I believe that genuine trust rests on our ability to tolerate what we don't know about the other, and as long as we're driven to uncover every detail, we can't trust. In these couples, past experiences of abandonment and rejection loom large and keep trust from being reestablished. Reclaiming a sense of reality after the revelation of the affair is essential for the betrayed spouse, but some remain tethered to their investigative quest—rifling through credit card statements and cell phone bills, repeatedly pressing the browser's "back" button, listening in on phone calls.
In an effort to allay their anxieties, these spouses establish a regime of control in which intimacy is confused with surveillance. Their myriad questions are less about honoring closeness than about intrusiveness. The interrogations, the injunctions, and even the forensic evidence fail to assuage their fundamental fears. I help them move their stance from detective to researcher or explorer. Rather than scavenge for the sordid details, it would be more enlightening to ask questions that probe the meaning of the affair, like: How did your lover illuminate other parts of you? Did you think of me when this was going on? Were you afraid to lose me, our family, the kids? At what point did you realize you wanted to stay? If an affair is a solo enterprise, making meaning of it becomes a joint venture. Couples like Marc and Debbie, unfortunately, don't get to these questions. They want their partner fixed. For them, therapy seems more a part of the penance rather than a mending experience—there's no absolution in sight.
One feature fueling an inability to move on can be the unyielding hurt. I asked another of my clients what he longs for in his relationship, now that he's five years past his wife's multiple affairs. He replies, "To go back to six years ago." He tells her, "I used to think, no matter what, I was your man. And you just abandoned me." For him, it's the inconsolable grief that keeps him feeling unsafe and in a permanent state of unhappiness. For her, a tortured sense of guilt and failure is unending. Witnessing his unbearable pain reinforces the magnitude of her shame and guilt. In the meantime, life with children and work goes on, but the emotional abscess doesn't drain.

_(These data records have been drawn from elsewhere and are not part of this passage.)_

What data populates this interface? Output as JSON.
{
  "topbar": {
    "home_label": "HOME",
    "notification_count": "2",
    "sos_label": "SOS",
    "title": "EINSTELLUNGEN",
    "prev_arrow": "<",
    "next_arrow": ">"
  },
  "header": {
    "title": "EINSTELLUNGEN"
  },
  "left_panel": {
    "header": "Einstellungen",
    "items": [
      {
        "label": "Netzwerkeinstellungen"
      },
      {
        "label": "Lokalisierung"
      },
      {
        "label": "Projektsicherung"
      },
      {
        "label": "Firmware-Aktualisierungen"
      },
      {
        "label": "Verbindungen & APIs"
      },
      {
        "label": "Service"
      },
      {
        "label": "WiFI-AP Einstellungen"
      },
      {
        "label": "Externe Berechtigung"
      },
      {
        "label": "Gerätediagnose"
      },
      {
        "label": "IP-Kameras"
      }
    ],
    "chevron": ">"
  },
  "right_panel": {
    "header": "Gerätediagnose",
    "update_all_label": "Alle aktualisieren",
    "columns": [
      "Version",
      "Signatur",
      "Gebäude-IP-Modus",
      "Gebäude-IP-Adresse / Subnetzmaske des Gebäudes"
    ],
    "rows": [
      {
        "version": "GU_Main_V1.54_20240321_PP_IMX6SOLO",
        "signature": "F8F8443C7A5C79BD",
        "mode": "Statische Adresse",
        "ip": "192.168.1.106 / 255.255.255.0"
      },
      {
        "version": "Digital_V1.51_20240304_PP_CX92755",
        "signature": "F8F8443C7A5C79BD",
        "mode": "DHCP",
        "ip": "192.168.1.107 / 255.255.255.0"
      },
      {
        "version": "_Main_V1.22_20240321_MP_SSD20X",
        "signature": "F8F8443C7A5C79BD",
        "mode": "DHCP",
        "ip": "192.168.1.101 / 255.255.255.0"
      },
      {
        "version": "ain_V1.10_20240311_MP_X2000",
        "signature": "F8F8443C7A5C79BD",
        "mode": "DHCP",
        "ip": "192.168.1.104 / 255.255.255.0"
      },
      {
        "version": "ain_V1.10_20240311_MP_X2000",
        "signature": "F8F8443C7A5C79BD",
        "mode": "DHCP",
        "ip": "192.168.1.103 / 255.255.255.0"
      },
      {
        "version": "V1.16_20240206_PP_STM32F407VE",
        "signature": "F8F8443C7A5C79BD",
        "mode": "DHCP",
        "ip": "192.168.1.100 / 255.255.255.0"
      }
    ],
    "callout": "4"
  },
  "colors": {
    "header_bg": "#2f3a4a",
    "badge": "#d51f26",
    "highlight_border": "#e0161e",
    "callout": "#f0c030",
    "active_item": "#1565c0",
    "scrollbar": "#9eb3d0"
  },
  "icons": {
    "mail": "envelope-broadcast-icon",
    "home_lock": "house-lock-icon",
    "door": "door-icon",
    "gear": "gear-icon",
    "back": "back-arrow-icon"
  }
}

For these couples, it's hard to look back because they never went forward. The affair has become the narrative of their union. The marriage may technically survive, but their couplehood is dying on the vine. When infidelity becomes the hallmark of a couple's life, something has been broken that can't be made whole again. The relationship is permanently crippled.